*RECORDS SHOWN*:
"""
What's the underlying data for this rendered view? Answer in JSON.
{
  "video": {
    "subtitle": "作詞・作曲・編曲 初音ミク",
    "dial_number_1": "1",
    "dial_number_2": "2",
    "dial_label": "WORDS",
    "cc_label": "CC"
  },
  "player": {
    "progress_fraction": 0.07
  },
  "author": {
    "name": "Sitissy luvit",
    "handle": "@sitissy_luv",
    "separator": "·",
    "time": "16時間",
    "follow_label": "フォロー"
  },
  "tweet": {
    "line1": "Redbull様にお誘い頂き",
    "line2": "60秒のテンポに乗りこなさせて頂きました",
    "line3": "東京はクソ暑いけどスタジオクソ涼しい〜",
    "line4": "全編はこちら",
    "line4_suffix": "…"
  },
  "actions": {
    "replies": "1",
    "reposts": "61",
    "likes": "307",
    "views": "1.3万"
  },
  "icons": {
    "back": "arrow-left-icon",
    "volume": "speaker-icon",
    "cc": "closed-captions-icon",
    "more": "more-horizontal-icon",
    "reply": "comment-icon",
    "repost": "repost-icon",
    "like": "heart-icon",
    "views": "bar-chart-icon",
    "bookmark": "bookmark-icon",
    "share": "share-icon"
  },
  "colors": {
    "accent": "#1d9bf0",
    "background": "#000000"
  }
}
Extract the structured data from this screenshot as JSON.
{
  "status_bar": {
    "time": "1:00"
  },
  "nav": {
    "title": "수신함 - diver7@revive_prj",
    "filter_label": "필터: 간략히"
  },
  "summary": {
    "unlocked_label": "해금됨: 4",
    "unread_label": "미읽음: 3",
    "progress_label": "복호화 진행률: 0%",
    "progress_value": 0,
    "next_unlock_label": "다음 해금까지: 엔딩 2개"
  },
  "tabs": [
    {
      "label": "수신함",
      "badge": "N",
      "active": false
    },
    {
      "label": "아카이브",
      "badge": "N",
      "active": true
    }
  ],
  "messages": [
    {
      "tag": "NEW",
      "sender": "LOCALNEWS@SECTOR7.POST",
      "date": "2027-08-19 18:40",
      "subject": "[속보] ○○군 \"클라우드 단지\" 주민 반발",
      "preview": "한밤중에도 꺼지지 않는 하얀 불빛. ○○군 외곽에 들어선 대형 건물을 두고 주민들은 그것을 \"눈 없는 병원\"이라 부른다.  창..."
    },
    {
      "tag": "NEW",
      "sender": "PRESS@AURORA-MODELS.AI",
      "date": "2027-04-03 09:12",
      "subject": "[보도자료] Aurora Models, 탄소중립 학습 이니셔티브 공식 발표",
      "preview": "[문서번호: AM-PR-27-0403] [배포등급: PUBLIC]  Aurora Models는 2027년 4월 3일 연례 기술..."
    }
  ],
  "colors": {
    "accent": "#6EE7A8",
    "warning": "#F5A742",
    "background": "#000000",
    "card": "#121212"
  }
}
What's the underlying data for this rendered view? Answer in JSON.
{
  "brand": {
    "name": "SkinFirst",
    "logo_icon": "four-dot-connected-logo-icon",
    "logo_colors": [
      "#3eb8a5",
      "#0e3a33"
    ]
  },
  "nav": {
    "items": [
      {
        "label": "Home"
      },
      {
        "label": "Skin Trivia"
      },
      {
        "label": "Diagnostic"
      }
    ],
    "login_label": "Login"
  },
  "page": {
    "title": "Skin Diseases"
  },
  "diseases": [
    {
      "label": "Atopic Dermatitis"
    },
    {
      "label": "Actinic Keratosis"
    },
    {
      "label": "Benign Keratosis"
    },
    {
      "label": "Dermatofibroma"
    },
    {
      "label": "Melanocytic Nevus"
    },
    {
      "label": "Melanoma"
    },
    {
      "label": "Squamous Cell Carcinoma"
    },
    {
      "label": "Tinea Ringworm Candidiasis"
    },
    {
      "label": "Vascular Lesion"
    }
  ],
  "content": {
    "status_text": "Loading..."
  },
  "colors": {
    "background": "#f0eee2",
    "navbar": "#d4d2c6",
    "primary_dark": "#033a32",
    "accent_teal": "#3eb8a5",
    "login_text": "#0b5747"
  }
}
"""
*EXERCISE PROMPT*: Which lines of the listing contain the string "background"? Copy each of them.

*RESPONSE TO THIS EXERCISE*:
    "background": "#000000"
    "background": "#000000",
    "background": "#f0eee2",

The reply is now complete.